Consider these highlights of Rwanda:
Undoubtedly the largest draw to Rwanda is the endangered mountain gorillas. Travelers who wish to encounter these apes must obtain viewing permits that must be booked in advance and are limited in number. With only 700 mountain gorillas in the world, Rwanda’s protected northwest forests are a prime location to observe these majestic animals.
Rwanda is home to 7 gorilla families available for tourist viewing. These are all located within Volcanoes National Park:
- Susa Group – This family of more than 28 members often migrates to higher altitudes in the park, making them one of the most difficult to track and observe. Travelers hoping to see this group need to be prepared to for a difficult and potentially long hike.
- Sabyinyo Group – With only 12 members, this family is one of the smallest gorilla groups in Rwanda. However, they are also one of the easiest to reach, living on the gentle slopes between Mount Sabyinyo and Gahinga.
- Amahoro Group – Explorers must overcome a steep climb up Mt. Visoke in order to view this gentle group of 18 gorillas.
- Agashya Group – One of the largest groups, the 25 members of this family can often be found near the Sabyinyo Group, although it sometimes migrates further up the mountains.
- Umubano Group – Overlapping its former family, the Amahoro Group, this gamly of 12 is found on Mt. Visoke too.
- Kwitonda Group – Inhabiting the lower slopes of Mt. Muhabura, this family of 21 gorillas is very difficult to track.
- Hirwa Group – The newest family of gorillas, the 16 members of this group are usually fount in the foothills of Mt. Sabyinyo.
Chimpanzee and Golden Monkey Tracking
Most of Rwanda’s chimpanzee population lives in Nyungwe Forest National Park. Guided tours through this nature reserve typically yield a 30-40 percent chance of viewing these primates, and there is an additional opportunity to see black and white colobus monkeys that also inhabit the area. Since colobus monkeys tend to travel in groups of more than 300 primates, walking paths through this park typically lead to at least one sighting. Golden monkeys, a nimble and quick-footed species, live near the mountain gorillas. Almost as rare, these monkeys are brightly colored and inhabit the trees of Volcanoes National Park.
Walking and Hiking
Rwanda offers many opportunities for hiking enthusiasts. Visitors to Volcanoes National Park can hike the Karisimbi Volcanoes or the Bisoke Volcanoes. These chains of peaks offer varying degrees of difficulty, as well opportunities to travel through a bamboo forest, view nearly 100 different forest plant species, and observe the beautiful local crater lakes. Visitors to this national park can also enjoy a guided tour of the lakes and caves of the area, featuring nearly 200 species of birds, several bat colonies, and relics of lava from previous eruptions.

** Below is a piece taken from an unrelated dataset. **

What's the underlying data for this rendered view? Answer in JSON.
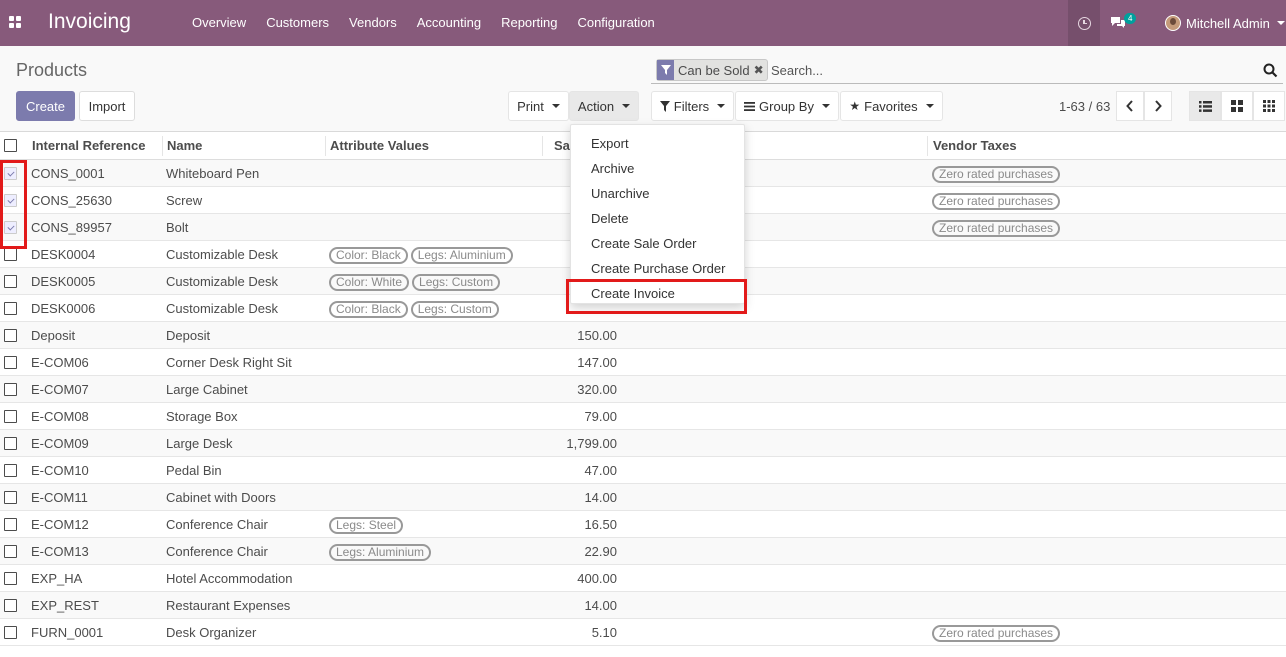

Home to one of the largest hippo populations in East Africa as well as a significant elephant colony, Akagera National Park is easily accessible by paved roads. Safari trips through this reserve are both beautiful and worthwhile, providing sightings of many native African species.